• _TASK PROMPT_:
The records sit below. Return every line in them that holds the word "value".

• _WORKING DATA_:

□ □ □

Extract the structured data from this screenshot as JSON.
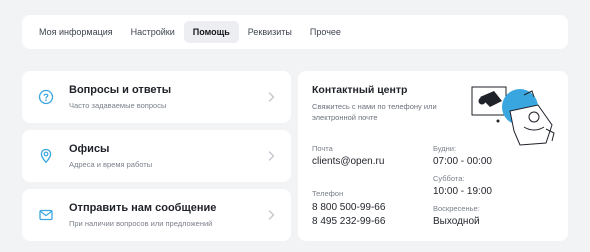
{
  "tabs": [
    "Моя информация",
    "Настройки",
    "Помощь",
    "Реквизиты",
    "Прочее"
  ],
  "active_tab": 2,
  "cards": [
    {
      "title": "Вопросы и ответы",
      "subtitle": "Часто задаваемые вопросы",
      "icon": "question-icon"
    },
    {
      "title": "Офисы",
      "subtitle": "Адреса и время работы",
      "icon": "location-pin-icon"
    },
    {
      "title": "Отправить нам сообщение",
      "subtitle": "При наличии вопросов или предложений",
      "icon": "envelope-icon"
    }
  ],
  "contact": {
    "title": "Контактный центр",
    "subtitle": "Свяжитесь с нами по телефону или электронной почте",
    "email_label": "Почта",
    "email": "clients@open.ru",
    "phone_label": "Телефон",
    "phones": [
      "8 800 500-99-66",
      "8 495 232-99-66"
    ],
    "hours": [
      {
        "label": "Будни:",
        "value": "07:00 - 00:00"
      },
      {
        "label": "Суббота:",
        "value": "10:00 - 19:00"
      },
      {
        "label": "Воскресенье:",
        "value": "Выходной"
      }
    ]
  },
  "colors": {
    "accent": "#3aa6df",
    "icon": "#3aa6df"
  }
}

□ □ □

• _WRITTEN ANSWER_:
        "value": "07:00 - 00:00"
        "value": "10:00 - 19:00"
        "value": "Выходной"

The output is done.